2016 was predicted to be the year of personalization and personalization is exactly what we are seeing in a number of products and services worldwide, including the book industry. For adult literature, the focus is on personalized services (e.g. Goodreads) which support readers’ choice and sharing the delight (or dislike) of reading a particular title with other readers.
Strong February for Bookstore Sales (PW)
Bookstore sales in February rose 7.2 percent over February of 2015, rising to $732 million, according to preliminary estimates released by the Census Bureau. The gain followed a 3.8 percent increase in sales in January, and is another indication of the improvement in the financial health of bricks-and-mortar bookstores..
Sorry, You Can’t Speed Read (NY Times)
The promise of speed reading — to absorb text several times faster than normal, without any significant loss of comprehension — can indeed seem too good to be true. Nonetheless, it has long been an aspiration for many readers, as well as the entrepreneurs seeking to serve them. And as the production rate for new reading matter has increased, and people read on a growing array of devices, the lure of speed reading has only grown stronger.
I Am Not a Brand (Seth Godin)

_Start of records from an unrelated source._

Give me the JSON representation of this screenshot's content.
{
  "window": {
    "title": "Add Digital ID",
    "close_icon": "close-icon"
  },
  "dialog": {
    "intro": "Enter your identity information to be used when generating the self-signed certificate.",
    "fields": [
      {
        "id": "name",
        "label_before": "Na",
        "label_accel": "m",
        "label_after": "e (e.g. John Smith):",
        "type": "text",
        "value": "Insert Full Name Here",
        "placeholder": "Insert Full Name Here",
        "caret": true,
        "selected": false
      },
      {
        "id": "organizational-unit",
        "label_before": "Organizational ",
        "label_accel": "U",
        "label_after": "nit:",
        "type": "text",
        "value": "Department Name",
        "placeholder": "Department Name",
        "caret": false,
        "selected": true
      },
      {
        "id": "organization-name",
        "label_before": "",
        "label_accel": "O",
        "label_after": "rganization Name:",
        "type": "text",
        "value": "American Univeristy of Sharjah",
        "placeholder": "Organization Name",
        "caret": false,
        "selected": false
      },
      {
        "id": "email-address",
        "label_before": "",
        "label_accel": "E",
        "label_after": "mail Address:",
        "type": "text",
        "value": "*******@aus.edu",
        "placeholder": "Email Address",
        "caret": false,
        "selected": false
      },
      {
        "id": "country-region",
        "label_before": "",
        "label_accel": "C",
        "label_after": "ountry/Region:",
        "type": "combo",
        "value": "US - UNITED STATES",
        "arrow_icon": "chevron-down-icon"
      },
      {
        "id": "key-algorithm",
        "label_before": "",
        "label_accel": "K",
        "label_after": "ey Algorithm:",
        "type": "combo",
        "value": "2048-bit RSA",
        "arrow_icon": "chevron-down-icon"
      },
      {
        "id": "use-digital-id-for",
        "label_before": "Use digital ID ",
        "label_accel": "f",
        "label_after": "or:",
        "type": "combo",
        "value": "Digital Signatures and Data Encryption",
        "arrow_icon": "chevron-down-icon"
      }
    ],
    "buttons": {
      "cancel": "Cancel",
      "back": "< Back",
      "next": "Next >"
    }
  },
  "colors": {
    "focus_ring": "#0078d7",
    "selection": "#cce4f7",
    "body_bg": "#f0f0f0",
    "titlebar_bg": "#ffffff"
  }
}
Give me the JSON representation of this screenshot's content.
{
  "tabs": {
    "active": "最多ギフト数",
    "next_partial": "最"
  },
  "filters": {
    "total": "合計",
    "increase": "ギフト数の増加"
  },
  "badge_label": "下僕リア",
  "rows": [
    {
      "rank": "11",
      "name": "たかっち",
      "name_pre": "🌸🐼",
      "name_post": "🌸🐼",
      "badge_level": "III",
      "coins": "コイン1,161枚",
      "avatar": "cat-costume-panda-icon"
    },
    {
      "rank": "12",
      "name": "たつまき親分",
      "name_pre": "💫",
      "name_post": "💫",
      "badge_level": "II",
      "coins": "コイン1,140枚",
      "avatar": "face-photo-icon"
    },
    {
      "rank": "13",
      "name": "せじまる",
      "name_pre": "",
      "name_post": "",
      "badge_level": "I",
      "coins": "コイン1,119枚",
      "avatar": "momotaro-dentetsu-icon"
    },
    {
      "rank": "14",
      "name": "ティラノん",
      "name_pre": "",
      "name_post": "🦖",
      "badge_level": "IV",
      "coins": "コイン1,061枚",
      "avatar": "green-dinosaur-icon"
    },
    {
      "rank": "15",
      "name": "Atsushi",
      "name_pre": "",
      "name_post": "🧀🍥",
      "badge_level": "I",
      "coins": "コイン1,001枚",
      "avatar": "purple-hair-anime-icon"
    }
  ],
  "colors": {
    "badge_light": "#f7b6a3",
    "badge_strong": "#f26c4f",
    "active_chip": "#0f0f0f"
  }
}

You are not a brand. You’re a person. A living, breathing, autonomous individual who doesn’t seek to maximize ROI or long-term brand value. You have choices. You have the ability to change your mind. You can tell the truth, see others for who they are and choose to make a difference.